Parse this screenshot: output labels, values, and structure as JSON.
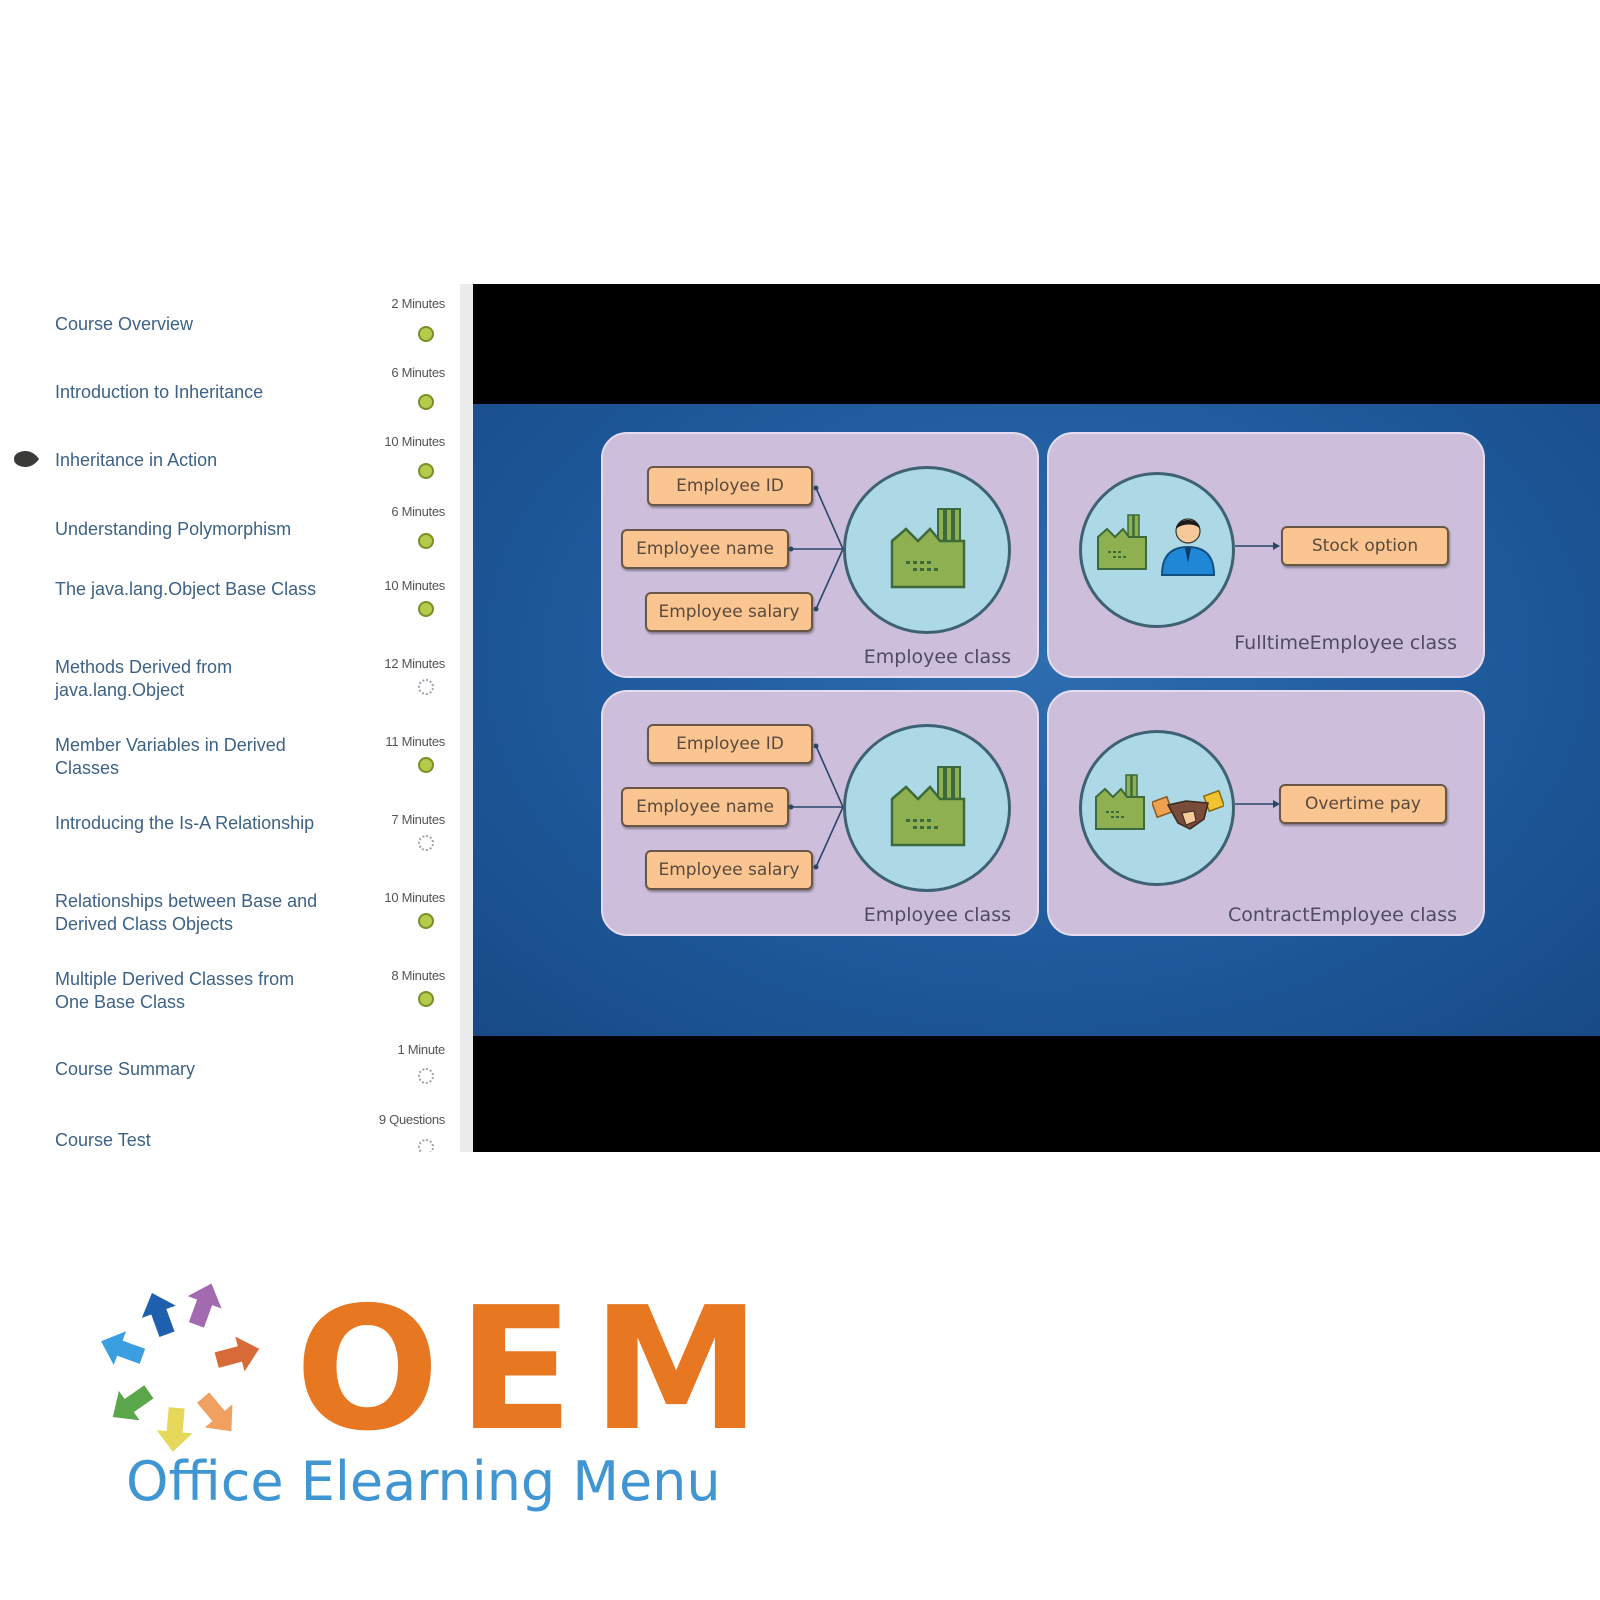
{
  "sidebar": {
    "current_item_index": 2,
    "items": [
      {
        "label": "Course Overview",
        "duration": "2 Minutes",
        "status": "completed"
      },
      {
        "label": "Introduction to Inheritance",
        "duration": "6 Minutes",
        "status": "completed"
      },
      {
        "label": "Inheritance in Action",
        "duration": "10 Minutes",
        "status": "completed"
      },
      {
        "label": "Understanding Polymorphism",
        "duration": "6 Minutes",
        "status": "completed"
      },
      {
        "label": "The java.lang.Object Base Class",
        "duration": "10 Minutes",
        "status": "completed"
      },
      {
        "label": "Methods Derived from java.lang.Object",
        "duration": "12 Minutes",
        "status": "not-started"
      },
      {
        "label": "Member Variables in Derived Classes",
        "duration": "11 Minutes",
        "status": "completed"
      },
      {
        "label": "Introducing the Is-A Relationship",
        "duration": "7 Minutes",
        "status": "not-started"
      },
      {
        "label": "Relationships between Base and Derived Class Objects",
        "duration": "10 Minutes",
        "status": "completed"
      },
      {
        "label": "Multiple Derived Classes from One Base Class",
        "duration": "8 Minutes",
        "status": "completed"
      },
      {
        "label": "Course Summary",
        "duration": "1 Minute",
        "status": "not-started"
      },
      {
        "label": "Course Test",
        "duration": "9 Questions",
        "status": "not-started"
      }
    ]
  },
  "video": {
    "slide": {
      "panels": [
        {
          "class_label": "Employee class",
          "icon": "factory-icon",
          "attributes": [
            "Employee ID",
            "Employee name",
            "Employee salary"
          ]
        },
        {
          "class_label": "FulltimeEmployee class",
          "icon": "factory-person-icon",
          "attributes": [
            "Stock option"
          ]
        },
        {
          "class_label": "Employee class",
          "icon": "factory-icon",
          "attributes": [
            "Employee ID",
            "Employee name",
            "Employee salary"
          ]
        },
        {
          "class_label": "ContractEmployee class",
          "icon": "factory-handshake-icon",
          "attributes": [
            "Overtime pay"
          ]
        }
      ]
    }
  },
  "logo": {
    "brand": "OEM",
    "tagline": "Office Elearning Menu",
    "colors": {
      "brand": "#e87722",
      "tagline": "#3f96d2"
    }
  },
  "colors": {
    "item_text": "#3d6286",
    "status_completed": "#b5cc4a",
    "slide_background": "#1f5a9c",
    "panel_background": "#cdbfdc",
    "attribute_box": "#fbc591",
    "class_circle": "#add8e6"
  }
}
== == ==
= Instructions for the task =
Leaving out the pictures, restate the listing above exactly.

= Answer to the exercise =
Parse this screenshot: output labels, values, and structure as JSON.
{
  "sidebar": {
    "current_item_index": 2,
    "items": [
      {
        "label": "Course Overview",
        "duration": "2 Minutes",
        "status": "completed"
      },
      {
        "label": "Introduction to Inheritance",
        "duration": "6 Minutes",
        "status": "completed"
      },
      {
        "label": "Inheritance in Action",
        "duration": "10 Minutes",
        "status": "completed"
      },
      {
        "label": "Understanding Polymorphism",
        "duration": "6 Minutes",
        "status": "completed"
      },
      {
        "label": "The java.lang.Object Base Class",
        "duration": "10 Minutes",
        "status": "completed"
      },
      {
        "label": "Methods Derived from java.lang.Object",
        "duration": "12 Minutes",
        "status": "not-started"
      },
      {
        "label": "Member Variables in Derived Classes",
        "duration": "11 Minutes",
        "status": "completed"
      },
      {
        "label": "Introducing the Is-A Relationship",
        "duration": "7 Minutes",
        "status": "not-started"
      },
      {
        "label": "Relationships between Base and Derived Class Objects",
        "duration": "10 Minutes",
        "status": "completed"
      },
      {
        "label": "Multiple Derived Classes from One Base Class",
        "duration": "8 Minutes",
        "status": "completed"
      },
      {
        "label": "Course Summary",
        "duration": "1 Minute",
        "status": "not-started"
      },
      {
        "label": "Course Test",
        "duration": "9 Questions",
        "status": "not-started"
      }
    ]
  },
  "video": {
    "slide": {
      "panels": [
        {
          "class_label": "Employee class",
          "icon": "factory-icon",
          "attributes": [
            "Employee ID",
            "Employee name",
            "Employee salary"
          ]
        },
        {
          "class_label": "FulltimeEmployee class",
          "icon": "factory-person-icon",
          "attributes": [
            "Stock option"
          ]
        },
        {
          "class_label": "Employee class",
          "icon": "factory-icon",
          "attributes": [
            "Employee ID",
            "Employee name",
            "Employee salary"
          ]
        },
        {
          "class_label": "ContractEmployee class",
          "icon": "factory-handshake-icon",
          "attributes": [
            "Overtime pay"
          ]
        }
      ]
    }
  },
  "logo": {
    "brand": "OEM",
    "tagline": "Office Elearning Menu",
    "colors": {
      "brand": "#e87722",
      "tagline": "#3f96d2"
    }
  },
  "colors": {
    "item_text": "#3d6286",
    "status_completed": "#b5cc4a",
    "slide_background": "#1f5a9c",
    "panel_background": "#cdbfdc",
    "attribute_box": "#fbc591",
    "class_circle": "#add8e6"
  }
}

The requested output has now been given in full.